(Work instructions)
Respond with the count alone after checking every line in the material below for "settings".

(Exercise data)
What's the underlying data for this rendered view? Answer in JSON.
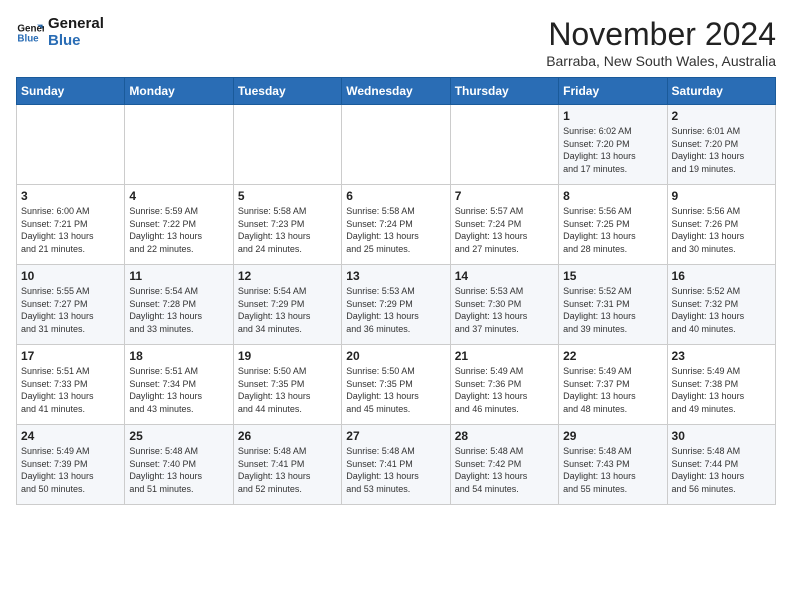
{
  "logo": {
    "line1": "General",
    "line2": "Blue"
  },
  "title": "November 2024",
  "location": "Barraba, New South Wales, Australia",
  "days_header": [
    "Sunday",
    "Monday",
    "Tuesday",
    "Wednesday",
    "Thursday",
    "Friday",
    "Saturday"
  ],
  "weeks": [
    [
      {
        "day": "",
        "info": ""
      },
      {
        "day": "",
        "info": ""
      },
      {
        "day": "",
        "info": ""
      },
      {
        "day": "",
        "info": ""
      },
      {
        "day": "",
        "info": ""
      },
      {
        "day": "1",
        "info": "Sunrise: 6:02 AM\nSunset: 7:20 PM\nDaylight: 13 hours\nand 17 minutes."
      },
      {
        "day": "2",
        "info": "Sunrise: 6:01 AM\nSunset: 7:20 PM\nDaylight: 13 hours\nand 19 minutes."
      }
    ],
    [
      {
        "day": "3",
        "info": "Sunrise: 6:00 AM\nSunset: 7:21 PM\nDaylight: 13 hours\nand 21 minutes."
      },
      {
        "day": "4",
        "info": "Sunrise: 5:59 AM\nSunset: 7:22 PM\nDaylight: 13 hours\nand 22 minutes."
      },
      {
        "day": "5",
        "info": "Sunrise: 5:58 AM\nSunset: 7:23 PM\nDaylight: 13 hours\nand 24 minutes."
      },
      {
        "day": "6",
        "info": "Sunrise: 5:58 AM\nSunset: 7:24 PM\nDaylight: 13 hours\nand 25 minutes."
      },
      {
        "day": "7",
        "info": "Sunrise: 5:57 AM\nSunset: 7:24 PM\nDaylight: 13 hours\nand 27 minutes."
      },
      {
        "day": "8",
        "info": "Sunrise: 5:56 AM\nSunset: 7:25 PM\nDaylight: 13 hours\nand 28 minutes."
      },
      {
        "day": "9",
        "info": "Sunrise: 5:56 AM\nSunset: 7:26 PM\nDaylight: 13 hours\nand 30 minutes."
      }
    ],
    [
      {
        "day": "10",
        "info": "Sunrise: 5:55 AM\nSunset: 7:27 PM\nDaylight: 13 hours\nand 31 minutes."
      },
      {
        "day": "11",
        "info": "Sunrise: 5:54 AM\nSunset: 7:28 PM\nDaylight: 13 hours\nand 33 minutes."
      },
      {
        "day": "12",
        "info": "Sunrise: 5:54 AM\nSunset: 7:29 PM\nDaylight: 13 hours\nand 34 minutes."
      },
      {
        "day": "13",
        "info": "Sunrise: 5:53 AM\nSunset: 7:29 PM\nDaylight: 13 hours\nand 36 minutes."
      },
      {
        "day": "14",
        "info": "Sunrise: 5:53 AM\nSunset: 7:30 PM\nDaylight: 13 hours\nand 37 minutes."
      },
      {
        "day": "15",
        "info": "Sunrise: 5:52 AM\nSunset: 7:31 PM\nDaylight: 13 hours\nand 39 minutes."
      },
      {
        "day": "16",
        "info": "Sunrise: 5:52 AM\nSunset: 7:32 PM\nDaylight: 13 hours\nand 40 minutes."
      }
    ],
    [
      {
        "day": "17",
        "info": "Sunrise: 5:51 AM\nSunset: 7:33 PM\nDaylight: 13 hours\nand 41 minutes."
      },
      {
        "day": "18",
        "info": "Sunrise: 5:51 AM\nSunset: 7:34 PM\nDaylight: 13 hours\nand 43 minutes."
      },
      {
        "day": "19",
        "info": "Sunrise: 5:50 AM\nSunset: 7:35 PM\nDaylight: 13 hours\nand 44 minutes."
      },
      {
        "day": "20",
        "info": "Sunrise: 5:50 AM\nSunset: 7:35 PM\nDaylight: 13 hours\nand 45 minutes."
      },
      {
        "day": "21",
        "info": "Sunrise: 5:49 AM\nSunset: 7:36 PM\nDaylight: 13 hours\nand 46 minutes."
      },
      {
        "day": "22",
        "info": "Sunrise: 5:49 AM\nSunset: 7:37 PM\nDaylight: 13 hours\nand 48 minutes."
      },
      {
        "day": "23",
        "info": "Sunrise: 5:49 AM\nSunset: 7:38 PM\nDaylight: 13 hours\nand 49 minutes."
      }
    ],
    [
      {
        "day": "24",
        "info": "Sunrise: 5:49 AM\nSunset: 7:39 PM\nDaylight: 13 hours\nand 50 minutes."
      },
      {
        "day": "25",
        "info": "Sunrise: 5:48 AM\nSunset: 7:40 PM\nDaylight: 13 hours\nand 51 minutes."
      },
      {
        "day": "26",
        "info": "Sunrise: 5:48 AM\nSunset: 7:41 PM\nDaylight: 13 hours\nand 52 minutes."
      },
      {
        "day": "27",
        "info": "Sunrise: 5:48 AM\nSunset: 7:41 PM\nDaylight: 13 hours\nand 53 minutes."
      },
      {
        "day": "28",
        "info": "Sunrise: 5:48 AM\nSunset: 7:42 PM\nDaylight: 13 hours\nand 54 minutes."
      },
      {
        "day": "29",
        "info": "Sunrise: 5:48 AM\nSunset: 7:43 PM\nDaylight: 13 hours\nand 55 minutes."
      },
      {
        "day": "30",
        "info": "Sunrise: 5:48 AM\nSunset: 7:44 PM\nDaylight: 13 hours\nand 56 minutes."
      }
    ]
  ]
}
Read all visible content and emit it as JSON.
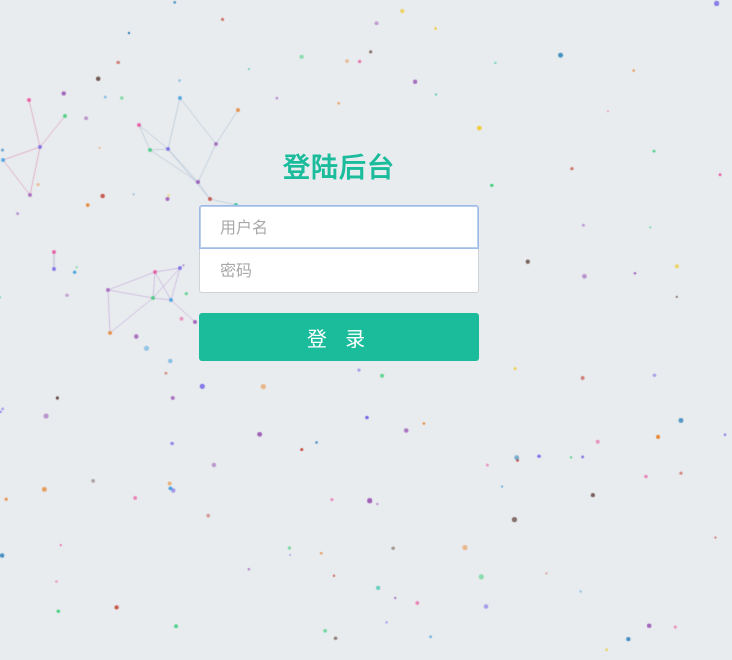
{
  "login": {
    "title": "登陆后台",
    "username_placeholder": "用户名",
    "password_placeholder": "密码",
    "submit_label": "登 录"
  },
  "colors": {
    "accent": "#1abc9c",
    "background": "#e9ecef"
  }
}
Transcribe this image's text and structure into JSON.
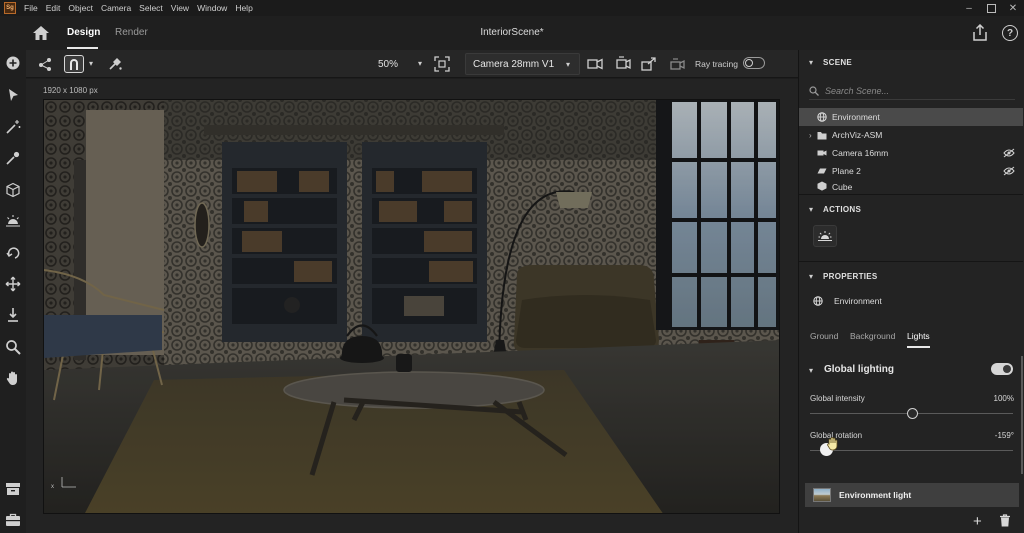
{
  "app": {
    "logo_text": "Sg",
    "menu": [
      "File",
      "Edit",
      "Object",
      "Camera",
      "Select",
      "View",
      "Window",
      "Help"
    ],
    "document_title": "InteriorScene*"
  },
  "header": {
    "tabs": [
      {
        "label": "Design",
        "active": true
      },
      {
        "label": "Render",
        "active": false
      }
    ]
  },
  "toolbar": {
    "zoom": "50%",
    "camera": "Camera 28mm V1",
    "ray_tracing_label": "Ray tracing",
    "ray_tracing_on": false
  },
  "canvas": {
    "size_label": "1920 x 1080 px"
  },
  "scene_panel": {
    "title": "SCENE",
    "search_placeholder": "Search Scene...",
    "items": [
      {
        "label": "Environment",
        "icon": "globe-icon",
        "selected": true
      },
      {
        "label": "ArchViz-ASM",
        "icon": "folder-icon",
        "expandable": true
      },
      {
        "label": "Camera 16mm",
        "icon": "camera-icon",
        "hidden": true
      },
      {
        "label": "Plane 2",
        "icon": "plane-icon",
        "hidden": true
      },
      {
        "label": "Cube",
        "icon": "cube-icon"
      }
    ]
  },
  "actions_panel": {
    "title": "ACTIONS"
  },
  "properties_panel": {
    "title": "PROPERTIES",
    "target": "Environment",
    "tabs": [
      {
        "label": "Ground",
        "active": false
      },
      {
        "label": "Background",
        "active": false
      },
      {
        "label": "Lights",
        "active": true
      }
    ],
    "global_lighting": {
      "title": "Global lighting",
      "enabled": true,
      "intensity_label": "Global intensity",
      "intensity_value": "100%",
      "intensity_fraction": 0.5,
      "rotation_label": "Global rotation",
      "rotation_value": "-159°",
      "rotation_fraction": 0.08
    },
    "light_item": "Environment light"
  },
  "colors": {
    "panel_bg": "#232323",
    "selected_row": "#4a4a4a",
    "accent": "#e8e8e8"
  }
}
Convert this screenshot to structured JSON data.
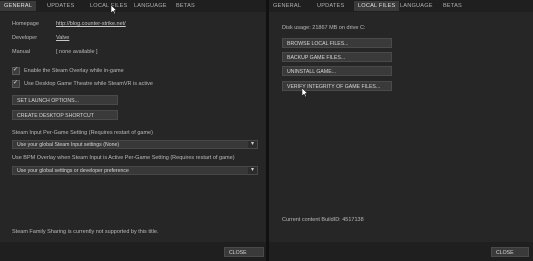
{
  "left": {
    "tabs": [
      "GENERAL",
      "UPDATES",
      "LOCAL FILES",
      "LANGUAGE",
      "BETAS"
    ],
    "active_tab": 0,
    "homepage_label": "Homepage",
    "homepage_value": "http://blog.counter-strike.net/",
    "developer_label": "Developer",
    "developer_value": "Valve",
    "manual_label": "Manual",
    "manual_value": "[ none available ]",
    "overlay_checkbox": "Enable the Steam Overlay while in-game",
    "theatre_checkbox": "Use Desktop Game Theatre while SteamVR is active",
    "launch_options_button": "SET LAUNCH OPTIONS...",
    "shortcut_button": "CREATE DESKTOP SHORTCUT",
    "steam_input_heading": "Steam Input Per-Game Setting (Requires restart of game)",
    "steam_input_select": "Use your global Steam Input settings (None)",
    "bpm_heading": "Use BPM Overlay when Steam Input is Active Per-Game Setting (Requires restart of game)",
    "bpm_select": "Use your global settings or developer preference",
    "family_sharing_note": "Steam Family Sharing is currently not supported by this title.",
    "close_button": "CLOSE"
  },
  "right": {
    "tabs": [
      "GENERAL",
      "UPDATES",
      "LOCAL FILES",
      "LANGUAGE",
      "BETAS"
    ],
    "active_tab": 2,
    "disk_usage": "Disk usage: 21867 MB on drive C:",
    "browse_button": "BROWSE LOCAL FILES...",
    "backup_button": "BACKUP GAME FILES...",
    "uninstall_button": "UNINSTALL GAME...",
    "verify_button": "VERIFY INTEGRITY OF GAME FILES...",
    "build_id": "Current content BuildID: 4517138",
    "close_button": "CLOSE"
  },
  "icons": {
    "checkbox": "check-icon",
    "dropdown": "chevron-down-icon",
    "cursor": "mouse-pointer-icon"
  },
  "colors": {
    "window_bg": "#262626",
    "tabbar_bg": "#1f1f1f",
    "button_bg": "#3a3a3a",
    "text": "#c8c8c8"
  }
}
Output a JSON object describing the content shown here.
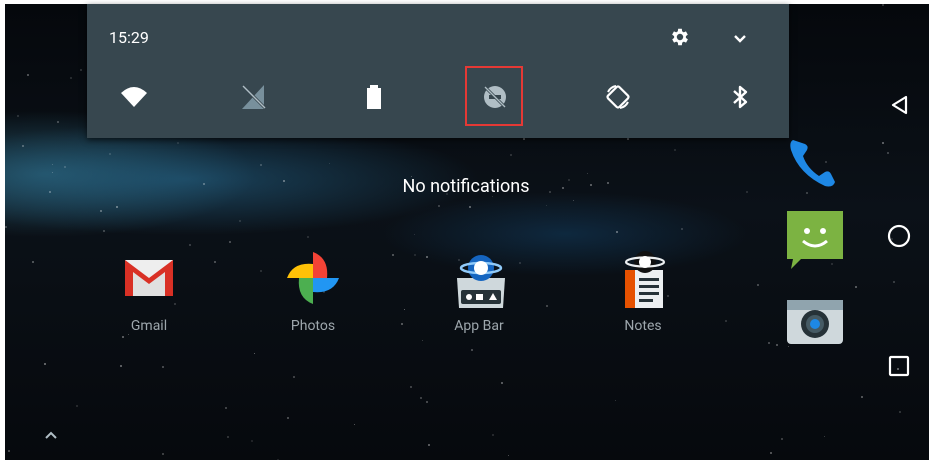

(Task solution)
2